Recently the National Assessment of Education Progress for 2017 was released. After the big push for Common Core and new education standards across America, you would think that our students are improving in their reading and math scores. Well not so much.
There are three things to note from the 2017 National Assessment of Education Progress (a.k.a. the Nation’s Report Card). First, the discrepancy between the lower scoring students and the higher scoring students has increased. Second, there has been almost no increase in the 2017 score results from the 2015 score results. Third and most important, there has been a drop in scores from 2013 to 2015.
The National Assessment of Education Progress, or NAEP, is the most consistent measure of the American school system and their student’s achievements. It has been used as the “gold standard” since the 1990s. Every other year, randomly chosen groups of U.S. fourth and eighth grade students are tested in math and reading. Tests for high school students as well as for writing, arts, U.S. history, science, civics, economics, geography, technology and engineering are given less often.
What People Are Saying
When the NAEP reports come out, it is the talk of the educational community. Reformers, educators and other movers and shakers have a lot to say about them. We are looking at what some of these reformers have said before and what they are saying now – particularly those who were the biggest supports of the Common Core system.
Carol Burris, a public-school advocate and former award-winning New York high school principal, is asking the questions everyone wants to know. In her article she asks the education reformers who have been beating public education with standardized test results for decades, “what does one sat when your disruptive ideas result not in the disruption of ‘the system’ but also in the disruption of national achievement growth?”
Michael Petrilli, president of the Thomas B. Fordham Institute, and supporter of Common Core as well as tougher Common Core exams. In 2013, told Indiana that “moving to Common Core gives you the opportunity to combine strong standards with much higher expectations for passing state tests…we’ve seen in states like Massachusetts that have made big gains on the NAEP…” However, right before the release of the 2015 scores, which had decreased from 2013, Petrilli blamed the 2008 recession instead of the reforms he promised would help. Yet during the 1990 recession, fourth grade reading scores rebounded in 1992, eighth and twelfth grade reading scores did not drop and math scores have been climbing until 2015. So perhaps it wasn’t the recession, Petrilli.
After Petrilli, there is Arne Duncan. Duncan was the United States Education Secretary for seven years during the Obama Administration. He was the top promoter of school reforms including the expantion of charter schools under President Obama. He also pushed for implementing Common Core and standardized tests scores to evaluate teachers When the NAEP scores went up slightly in 2013, Duncan said it was all because of Common Core. When scores fell in 2015 Duncan said it was because of an “implementation dip.” An implementation dip happens shortly after implementing a new policy or procedure as the people implementing them are still finding their footholds. Because of this, the dip in NAEP should have occurred in 2013 when Duncan was praising Common Core for slightly improving NAEP scores. By the time 2015 and 2017 came around the new Common Core standards would have been way past the “implementation dip” period. Blaming the fall of NAEP on an “implementation dip” doesn’t work.
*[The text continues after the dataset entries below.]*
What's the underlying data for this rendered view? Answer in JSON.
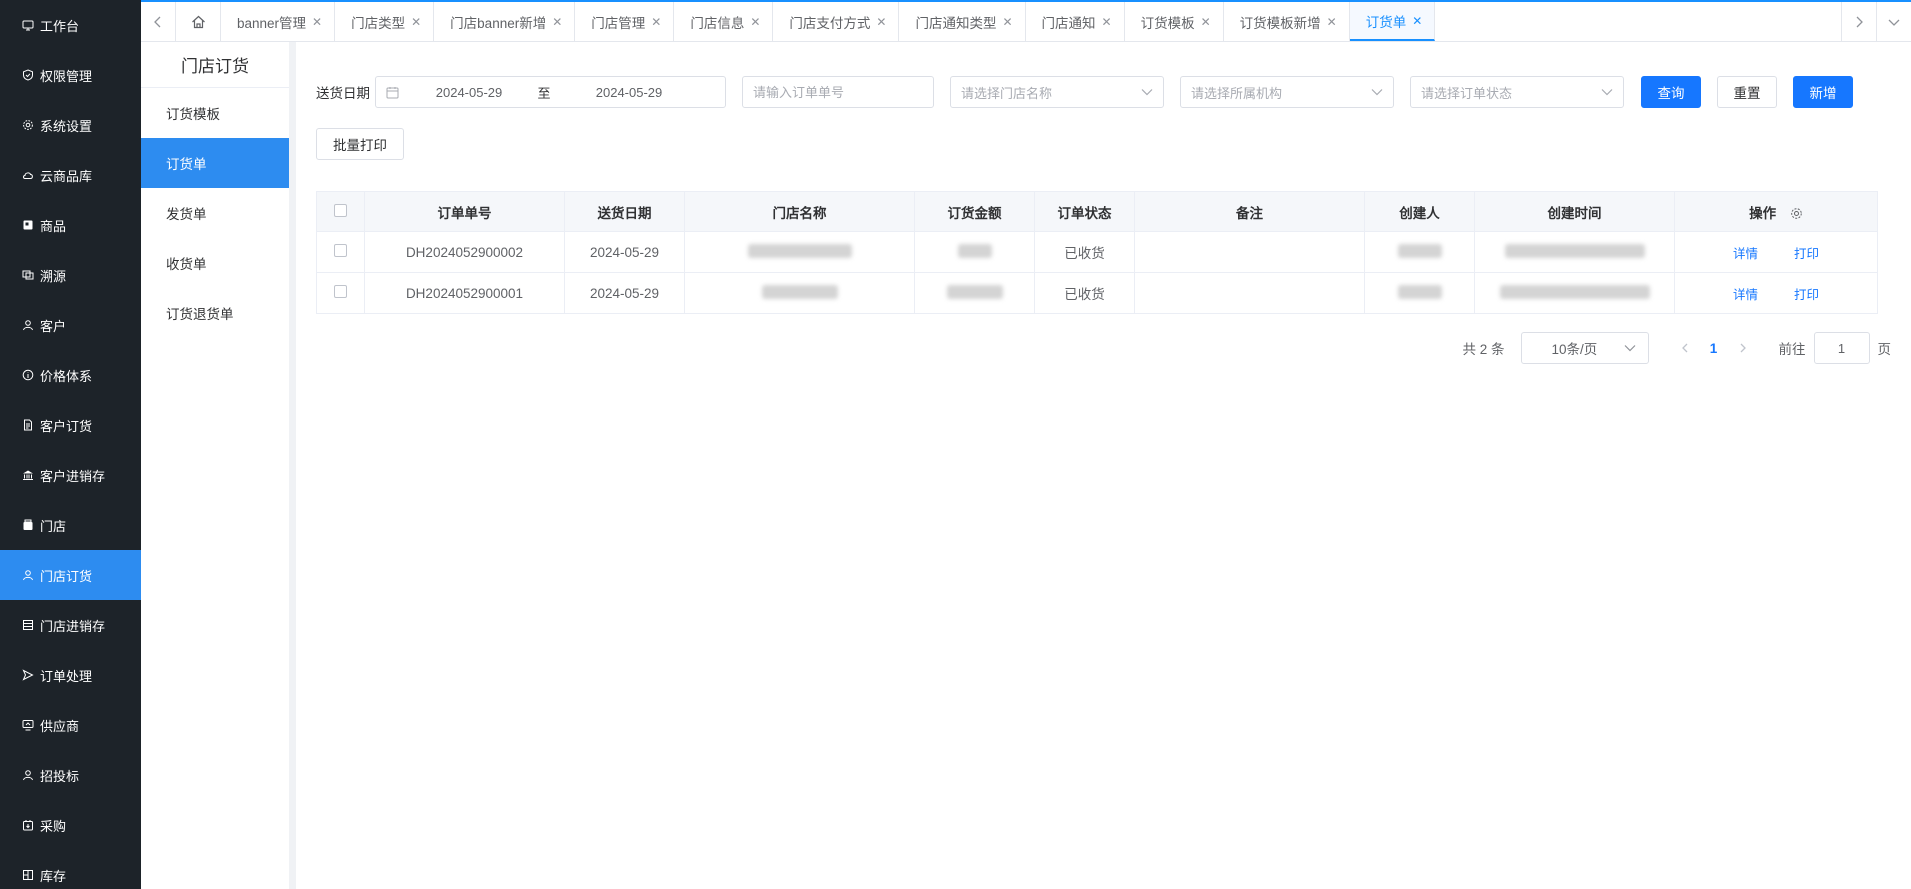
{
  "sidebar": {
    "items": [
      {
        "label": "工作台",
        "icon": "monitor-icon",
        "active": false
      },
      {
        "label": "权限管理",
        "icon": "shield-icon",
        "active": false
      },
      {
        "label": "系统设置",
        "icon": "gear-icon",
        "active": false
      },
      {
        "label": "云商品库",
        "icon": "cloud-icon",
        "active": false
      },
      {
        "label": "商品",
        "icon": "goods-icon",
        "active": false
      },
      {
        "label": "溯源",
        "icon": "trace-icon",
        "active": false
      },
      {
        "label": "客户",
        "icon": "user-icon",
        "active": false
      },
      {
        "label": "价格体系",
        "icon": "info-icon",
        "active": false
      },
      {
        "label": "客户订货",
        "icon": "document-icon",
        "active": false
      },
      {
        "label": "客户进销存",
        "icon": "bank-icon",
        "active": false
      },
      {
        "label": "门店",
        "icon": "store-icon",
        "active": false
      },
      {
        "label": "门店订货",
        "icon": "user-icon",
        "active": true
      },
      {
        "label": "门店进销存",
        "icon": "list-icon",
        "active": false
      },
      {
        "label": "订单处理",
        "icon": "send-icon",
        "active": false
      },
      {
        "label": "供应商",
        "icon": "screen-icon",
        "active": false
      },
      {
        "label": "招投标",
        "icon": "user-icon",
        "active": false
      },
      {
        "label": "采购",
        "icon": "purchase-icon",
        "active": false
      },
      {
        "label": "库存",
        "icon": "grid-icon",
        "active": false
      }
    ]
  },
  "tabs": [
    {
      "label": "banner管理",
      "active": false
    },
    {
      "label": "门店类型",
      "active": false
    },
    {
      "label": "门店banner新增",
      "active": false
    },
    {
      "label": "门店管理",
      "active": false
    },
    {
      "label": "门店信息",
      "active": false
    },
    {
      "label": "门店支付方式",
      "active": false
    },
    {
      "label": "门店通知类型",
      "active": false
    },
    {
      "label": "门店通知",
      "active": false
    },
    {
      "label": "订货模板",
      "active": false
    },
    {
      "label": "订货模板新增",
      "active": false
    },
    {
      "label": "订货单",
      "active": true
    }
  ],
  "tab_close": "✕",
  "submenu": {
    "title": "门店订货",
    "items": [
      {
        "label": "订货模板",
        "active": false
      },
      {
        "label": "订货单",
        "active": true
      },
      {
        "label": "发货单",
        "active": false
      },
      {
        "label": "收货单",
        "active": false
      },
      {
        "label": "订货退货单",
        "active": false
      }
    ]
  },
  "filters": {
    "date_label": "送货日期",
    "date_start": "2024-05-29",
    "date_sep": "至",
    "date_end": "2024-05-29",
    "order_no_placeholder": "请输入订单单号",
    "store_placeholder": "请选择门店名称",
    "org_placeholder": "请选择所属机构",
    "status_placeholder": "请选择订单状态",
    "query_label": "查询",
    "reset_label": "重置",
    "add_label": "新增",
    "batch_print_label": "批量打印"
  },
  "table": {
    "columns": [
      "订单单号",
      "送货日期",
      "门店名称",
      "订货金额",
      "订单状态",
      "备注",
      "创建人",
      "创建时间",
      "操作"
    ],
    "rows": [
      {
        "order_no": "DH2024052900002",
        "date": "2024-05-29",
        "status": "已收货",
        "remark": "",
        "detail": "详情",
        "print": "打印"
      },
      {
        "order_no": "DH2024052900001",
        "date": "2024-05-29",
        "status": "已收货",
        "remark": "",
        "detail": "详情",
        "print": "打印"
      }
    ]
  },
  "pagination": {
    "total": "共 2 条",
    "page_size": "10条/页",
    "current": "1",
    "goto_label": "前往",
    "goto_value": "1",
    "unit": "页"
  },
  "colors": {
    "accent": "#1677ff",
    "sidebar_bg": "#1d2329",
    "active_bg": "#2d8cf0"
  }
}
There have been many other double-talking politicians and foundation heads who are pushing for these clearly problematic reforms. The result is the same: more struggle and frustration with just the tiniest bit of change to justify the hassle. When the change does not show as promised then the empty speeches of keeping the faith come forward.
In closing, Petrili had this to say “What can we do so that these flat lines turn into upward slopes again, and before it’s too late for our current generation of students?” Well, Mr. Petrilli, it might be beneficial to listen to the students and teachers, respect their system of learning and work with them to improve the educational system.